• **Exercise objective**
Without including any pictures, please copy every entry below exactly.

• **Available data**
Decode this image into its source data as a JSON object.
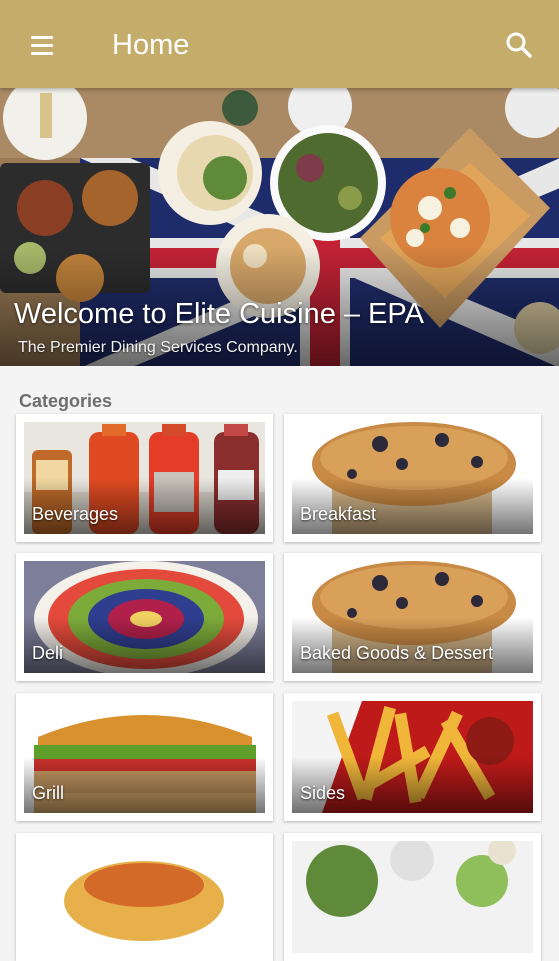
{
  "app_bar": {
    "title": "Home",
    "menu_icon": "menu-icon",
    "search_icon": "search-icon",
    "color": "#c4ad6b"
  },
  "hero": {
    "title": "Welcome to Elite Cuisine – EPA",
    "subtitle": "The Premier Dining Services Company."
  },
  "categories": {
    "heading": "Categories",
    "items": [
      {
        "label": "Beverages"
      },
      {
        "label": "Breakfast"
      },
      {
        "label": "Deli"
      },
      {
        "label": "Baked Goods & Dessert"
      },
      {
        "label": "Grill"
      },
      {
        "label": "Sides"
      },
      {
        "label": ""
      },
      {
        "label": ""
      }
    ]
  }
}
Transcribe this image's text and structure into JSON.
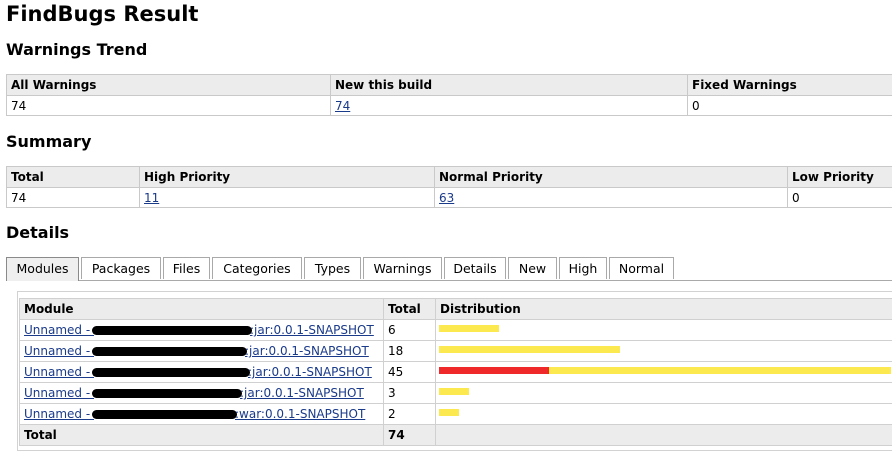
{
  "title": "FindBugs Result",
  "trend": {
    "heading": "Warnings Trend",
    "headers": [
      "All Warnings",
      "New this build",
      "Fixed Warnings"
    ],
    "values": [
      "74",
      "74",
      "0"
    ]
  },
  "summary": {
    "heading": "Summary",
    "headers": [
      "Total",
      "High Priority",
      "Normal Priority",
      "Low Priority"
    ],
    "values": [
      "74",
      "11",
      "63",
      "0"
    ]
  },
  "details": {
    "heading": "Details",
    "tabs": [
      "Modules",
      "Packages",
      "Files",
      "Categories",
      "Types",
      "Warnings",
      "Details",
      "New",
      "High",
      "Normal"
    ],
    "active_tab": "Modules"
  },
  "modules": {
    "headers": [
      "Module",
      "Total",
      "Distribution"
    ],
    "rows": [
      {
        "prefix": "Unnamed - ",
        "suffix": ":jar:0.0.1-SNAPSHOT",
        "total": "6",
        "high": 0,
        "normal": 6
      },
      {
        "prefix": "Unnamed - ",
        "suffix": ":jar:0.0.1-SNAPSHOT",
        "total": "18",
        "high": 0,
        "normal": 18
      },
      {
        "prefix": "Unnamed - ",
        "suffix": ":jar:0.0.1-SNAPSHOT",
        "total": "45",
        "high": 11,
        "normal": 34
      },
      {
        "prefix": "Unnamed - ",
        "suffix": ":jar:0.0.1-SNAPSHOT",
        "total": "3",
        "high": 0,
        "normal": 3
      },
      {
        "prefix": "Unnamed - ",
        "suffix": ":war:0.0.1-SNAPSHOT",
        "total": "2",
        "high": 0,
        "normal": 2
      }
    ],
    "footer_label": "Total",
    "footer_total": "74"
  },
  "colors": {
    "high": "#ef2929",
    "normal": "#fce94f",
    "link": "#1a3a8a"
  }
}
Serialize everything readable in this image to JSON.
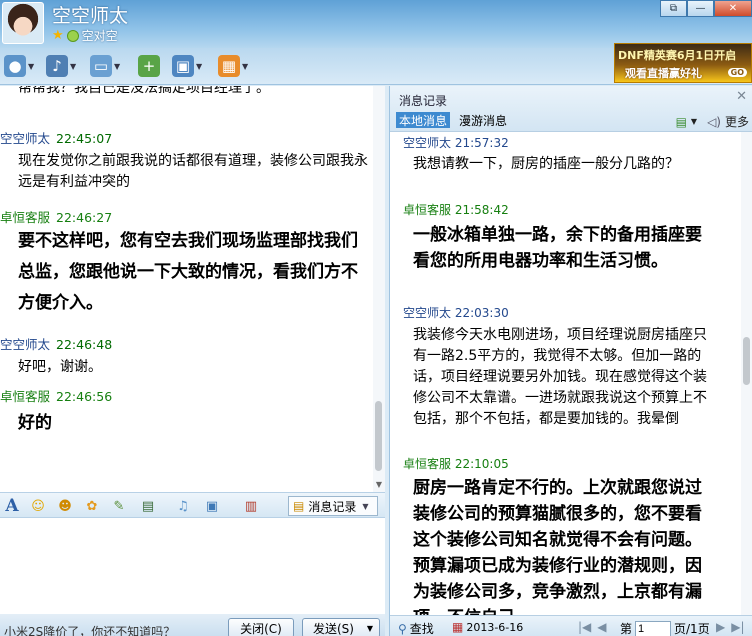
{
  "window": {
    "title": "空空师太",
    "signature": "空对空",
    "controls": [
      "⧉",
      "—",
      "✕"
    ]
  },
  "toolbar": {
    "items": [
      {
        "name": "video",
        "icon": "camera-icon",
        "color": "#5b93c9"
      },
      {
        "name": "voice",
        "icon": "microphone-icon",
        "color": "#4f7fb3"
      },
      {
        "name": "file",
        "icon": "folder-icon",
        "color": "#6aa0d2"
      },
      {
        "name": "message",
        "icon": "message-add-icon",
        "color": "#59a447"
      },
      {
        "name": "remote",
        "icon": "monitor-icon",
        "color": "#4e86c1"
      },
      {
        "name": "apps",
        "icon": "apps-grid-icon",
        "color": "#e88c2b"
      }
    ]
  },
  "ad": {
    "line1": "DNF精英赛6月1日开启",
    "line2": "观看直播赢好礼",
    "go": "GO"
  },
  "chat": {
    "partial_top": "帮帮我？我自己是没法搞定项目经理了。",
    "messages": [
      {
        "name": "空空师太",
        "time": "22:45:07",
        "text": "现在发觉你之前跟我说的话都很有道理，装修公司跟我永远是有利益冲突的"
      },
      {
        "name": "卓恒客服",
        "time": "22:46:27",
        "text": "要不这样吧，您有空去我们现场监理部找我们总监，您跟他说一下大致的情况，看我们方不方便介入。"
      },
      {
        "name": "空空师太",
        "time": "22:46:48",
        "text": "好吧，谢谢。"
      },
      {
        "name": "卓恒客服",
        "time": "22:46:56",
        "text": "好的"
      }
    ]
  },
  "input_toolbar": {
    "history_label": "消息记录"
  },
  "bottom": {
    "tip": "小米2S降价了，你还不知道吗？",
    "close_label": "关闭(C)",
    "send_label": "发送(S)"
  },
  "history": {
    "title": "消息记录",
    "tabs": [
      "本地消息",
      "漫游消息"
    ],
    "more_label": "更多",
    "messages": [
      {
        "name": "空空师太",
        "time": "21:57:32",
        "text": "我想请教一下，厨房的插座一般分几路的？"
      },
      {
        "name": "卓恒客服",
        "time": "21:58:42",
        "text": "一般冰箱单独一路，余下的备用插座要看您的所用电器功率和生活习惯。"
      },
      {
        "name": "空空师太",
        "time": "22:03:30",
        "text": "我装修今天水电刚进场，项目经理说厨房插座只有一路2.5平方的，我觉得不太够。但加一路的话，项目经理说要另外加钱。现在感觉得这个装修公司不太靠谱。一进场就跟我说这个预算上不包括，那个不包括，都是要加钱的。我晕倒"
      },
      {
        "name": "卓恒客服",
        "time": "22:10:05",
        "text": "厨房一路肯定不行的。上次就跟您说过装修公司的预算猫腻很多的，您不要看这个装修公司知名就觉得不会有问题。预算漏项已成为装修行业的潜规则，因为装修公司多，竞争激烈，上京都有漏项，不信自己..."
      }
    ],
    "footer": {
      "search_label": "查找",
      "date": "2013-6-16",
      "page_prefix": "第",
      "page_value": "1",
      "page_suffix": "页/1页"
    }
  }
}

• **Solution to this exercise**
Decode this image into its source data as a JSON object.
{
  "app_bar": {
    "title": "Home",
    "menu_icon": "menu-icon",
    "search_icon": "search-icon",
    "color": "#c4ad6b"
  },
  "hero": {
    "title": "Welcome to Elite Cuisine – EPA",
    "subtitle": "The Premier Dining Services Company."
  },
  "categories": {
    "heading": "Categories",
    "items": [
      {
        "label": "Beverages"
      },
      {
        "label": "Breakfast"
      },
      {
        "label": "Deli"
      },
      {
        "label": "Baked Goods & Dessert"
      },
      {
        "label": "Grill"
      },
      {
        "label": "Sides"
      },
      {
        "label": ""
      },
      {
        "label": ""
      }
    ]
  }
}
Transcribe this image's text and structure into JSON.
{
  "title": "FindBugs Result",
  "trend": {
    "heading": "Warnings Trend",
    "headers": [
      "All Warnings",
      "New this build",
      "Fixed Warnings"
    ],
    "values": [
      "74",
      "74",
      "0"
    ]
  },
  "summary": {
    "heading": "Summary",
    "headers": [
      "Total",
      "High Priority",
      "Normal Priority",
      "Low Priority"
    ],
    "values": [
      "74",
      "11",
      "63",
      "0"
    ]
  },
  "details": {
    "heading": "Details",
    "tabs": [
      "Modules",
      "Packages",
      "Files",
      "Categories",
      "Types",
      "Warnings",
      "Details",
      "New",
      "High",
      "Normal"
    ],
    "active_tab": "Modules"
  },
  "modules": {
    "headers": [
      "Module",
      "Total",
      "Distribution"
    ],
    "rows": [
      {
        "prefix": "Unnamed - ",
        "suffix": ":jar:0.0.1-SNAPSHOT",
        "total": "6",
        "high": 0,
        "normal": 6
      },
      {
        "prefix": "Unnamed - ",
        "suffix": ":jar:0.0.1-SNAPSHOT",
        "total": "18",
        "high": 0,
        "normal": 18
      },
      {
        "prefix": "Unnamed - ",
        "suffix": ":jar:0.0.1-SNAPSHOT",
        "total": "45",
        "high": 11,
        "normal": 34
      },
      {
        "prefix": "Unnamed - ",
        "suffix": ":jar:0.0.1-SNAPSHOT",
        "total": "3",
        "high": 0,
        "normal": 3
      },
      {
        "prefix": "Unnamed - ",
        "suffix": ":war:0.0.1-SNAPSHOT",
        "total": "2",
        "high": 0,
        "normal": 2
      }
    ],
    "footer_label": "Total",
    "footer_total": "74"
  },
  "colors": {
    "high": "#ef2929",
    "normal": "#fce94f",
    "link": "#1a3a8a"
  }
}
Serialize everything readable in this image to JSON.
{
  "window": {
    "title": "空空师太",
    "signature": "空对空",
    "controls": [
      "⧉",
      "—",
      "✕"
    ]
  },
  "toolbar": {
    "items": [
      {
        "name": "video",
        "icon": "camera-icon",
        "color": "#5b93c9"
      },
      {
        "name": "voice",
        "icon": "microphone-icon",
        "color": "#4f7fb3"
      },
      {
        "name": "file",
        "icon": "folder-icon",
        "color": "#6aa0d2"
      },
      {
        "name": "message",
        "icon": "message-add-icon",
        "color": "#59a447"
      },
      {
        "name": "remote",
        "icon": "monitor-icon",
        "color": "#4e86c1"
      },
      {
        "name": "apps",
        "icon": "apps-grid-icon",
        "color": "#e88c2b"
      }
    ]
  },
  "ad": {
    "line1": "DNF精英赛6月1日开启",
    "line2": "观看直播赢好礼",
    "go": "GO"
  },
  "chat": {
    "partial_top": "帮帮我？我自己是没法搞定项目经理了。",
    "messages": [
      {
        "name": "空空师太",
        "time": "22:45:07",
        "text": "现在发觉你之前跟我说的话都很有道理，装修公司跟我永远是有利益冲突的"
      },
      {
        "name": "卓恒客服",
        "time": "22:46:27",
        "text": "要不这样吧，您有空去我们现场监理部找我们总监，您跟他说一下大致的情况，看我们方不方便介入。"
      },
      {
        "name": "空空师太",
        "time": "22:46:48",
        "text": "好吧，谢谢。"
      },
      {
        "name": "卓恒客服",
        "time": "22:46:56",
        "text": "好的"
      }
    ]
  },
  "input_toolbar": {
    "history_label": "消息记录"
  },
  "bottom": {
    "tip": "小米2S降价了，你还不知道吗？",
    "close_label": "关闭(C)",
    "send_label": "发送(S)"
  },
  "history": {
    "title": "消息记录",
    "tabs": [
      "本地消息",
      "漫游消息"
    ],
    "more_label": "更多",
    "messages": [
      {
        "name": "空空师太",
        "time": "21:57:32",
        "text": "我想请教一下，厨房的插座一般分几路的？"
      },
      {
        "name": "卓恒客服",
        "time": "21:58:42",
        "text": "一般冰箱单独一路，余下的备用插座要看您的所用电器功率和生活习惯。"
      },
      {
        "name": "空空师太",
        "time": "22:03:30",
        "text": "我装修今天水电刚进场，项目经理说厨房插座只有一路2.5平方的，我觉得不太够。但加一路的话，项目经理说要另外加钱。现在感觉得这个装修公司不太靠谱。一进场就跟我说这个预算上不包括，那个不包括，都是要加钱的。我晕倒"
      },
      {
        "name": "卓恒客服",
        "time": "22:10:05",
        "text": "厨房一路肯定不行的。上次就跟您说过装修公司的预算猫腻很多的，您不要看这个装修公司知名就觉得不会有问题。预算漏项已成为装修行业的潜规则，因为装修公司多，竞争激烈，上京都有漏项，不信自己..."
      }
    ],
    "footer": {
      "search_label": "查找",
      "date": "2013-6-16",
      "page_prefix": "第",
      "page_value": "1",
      "page_suffix": "页/1页"
    }
  }
}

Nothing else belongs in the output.